  5. For a first- or second-time guest: they will be drinking out of a fire hose with terminology, deal structure, quantity of deals, and more. Remind them that it is normal and OK to not understand everything and be a bit overwhelmed.
  6. Tell them to ask you questions as a mentor as often as needed.
  7. During the meeting, remain available, encouraging, and attentive to your mentee.
  8. Let the Membership Committee know what you thought of your guest.
  9. A reminder to not present deals they do not control.
  10. Tools needed for a successful guest meeting:
    • Good internet connection (virtual)
    • Good lighting (virtual)
    • Good microphone and speakers (virtual)
    • Quiet area (virtual)
    • Dress code (this is the same virtual and in person)
    • Know how to and actively make use of the “boards”
    • Uploading packages in the book (define a 5-star package)
    • The pre-meeting happy hour (virtual happy hour if attending online)
    • The pre-meeting training available
    • How to use the meeting software
    • The differences from the meeting software and Zoom (virtual)
    • The meeting agenda
    • “Putting in” your number for a deal
    • Signing up for a moderated session, and what pre-moderation is
    • How a quick pitch differs from a moderated presentation

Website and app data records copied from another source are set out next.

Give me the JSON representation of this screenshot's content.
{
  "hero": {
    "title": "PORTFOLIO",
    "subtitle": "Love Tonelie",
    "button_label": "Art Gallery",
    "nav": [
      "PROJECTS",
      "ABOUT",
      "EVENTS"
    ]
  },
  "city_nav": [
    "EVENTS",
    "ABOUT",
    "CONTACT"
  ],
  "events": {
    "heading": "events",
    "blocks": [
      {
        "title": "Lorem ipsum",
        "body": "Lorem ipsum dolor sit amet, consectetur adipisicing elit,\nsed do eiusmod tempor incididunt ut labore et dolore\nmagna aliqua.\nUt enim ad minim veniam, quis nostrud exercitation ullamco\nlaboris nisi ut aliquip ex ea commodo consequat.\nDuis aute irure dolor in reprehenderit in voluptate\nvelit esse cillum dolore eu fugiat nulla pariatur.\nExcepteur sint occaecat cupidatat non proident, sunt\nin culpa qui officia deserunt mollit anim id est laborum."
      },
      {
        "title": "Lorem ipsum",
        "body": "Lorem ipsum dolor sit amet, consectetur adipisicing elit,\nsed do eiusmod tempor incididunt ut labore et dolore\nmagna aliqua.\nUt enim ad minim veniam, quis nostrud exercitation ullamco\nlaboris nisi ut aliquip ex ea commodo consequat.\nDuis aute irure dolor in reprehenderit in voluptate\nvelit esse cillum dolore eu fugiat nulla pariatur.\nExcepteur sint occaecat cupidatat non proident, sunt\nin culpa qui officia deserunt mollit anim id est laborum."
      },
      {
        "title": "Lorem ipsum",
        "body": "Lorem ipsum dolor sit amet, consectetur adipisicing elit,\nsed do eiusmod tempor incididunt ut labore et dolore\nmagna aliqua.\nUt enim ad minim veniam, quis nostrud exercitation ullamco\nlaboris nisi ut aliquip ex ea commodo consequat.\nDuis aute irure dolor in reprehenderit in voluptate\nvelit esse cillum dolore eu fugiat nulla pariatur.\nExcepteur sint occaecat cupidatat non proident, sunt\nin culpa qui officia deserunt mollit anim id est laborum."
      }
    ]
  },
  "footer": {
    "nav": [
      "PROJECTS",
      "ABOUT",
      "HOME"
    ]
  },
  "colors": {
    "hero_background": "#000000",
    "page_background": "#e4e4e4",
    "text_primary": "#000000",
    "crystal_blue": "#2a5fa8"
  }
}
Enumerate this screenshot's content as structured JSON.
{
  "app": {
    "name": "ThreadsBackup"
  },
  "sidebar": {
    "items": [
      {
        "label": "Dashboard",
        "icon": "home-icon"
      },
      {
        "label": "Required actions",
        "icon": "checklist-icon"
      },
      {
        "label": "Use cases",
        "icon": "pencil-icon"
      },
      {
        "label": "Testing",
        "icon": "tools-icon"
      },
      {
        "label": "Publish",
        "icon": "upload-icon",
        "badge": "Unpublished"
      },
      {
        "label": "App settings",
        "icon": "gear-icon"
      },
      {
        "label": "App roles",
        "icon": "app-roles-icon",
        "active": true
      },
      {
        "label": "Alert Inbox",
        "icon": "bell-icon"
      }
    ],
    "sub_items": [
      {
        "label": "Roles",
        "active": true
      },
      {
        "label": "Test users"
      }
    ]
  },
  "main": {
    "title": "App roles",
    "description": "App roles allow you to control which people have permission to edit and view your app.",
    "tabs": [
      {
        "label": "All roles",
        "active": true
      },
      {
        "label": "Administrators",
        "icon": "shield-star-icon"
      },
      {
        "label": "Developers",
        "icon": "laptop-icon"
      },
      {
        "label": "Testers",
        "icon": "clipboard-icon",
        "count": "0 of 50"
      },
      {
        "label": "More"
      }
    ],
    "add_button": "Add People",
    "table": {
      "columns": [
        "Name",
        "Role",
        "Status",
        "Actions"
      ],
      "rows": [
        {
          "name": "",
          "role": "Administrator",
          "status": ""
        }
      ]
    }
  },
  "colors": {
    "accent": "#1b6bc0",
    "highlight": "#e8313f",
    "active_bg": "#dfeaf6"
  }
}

    • The guest breakfast on Monday
    • Education offering on Sunday
    • The importance of following up
    • “One meeting” in the room
    • Networking/lunches/dinners—meeting new people at the meeting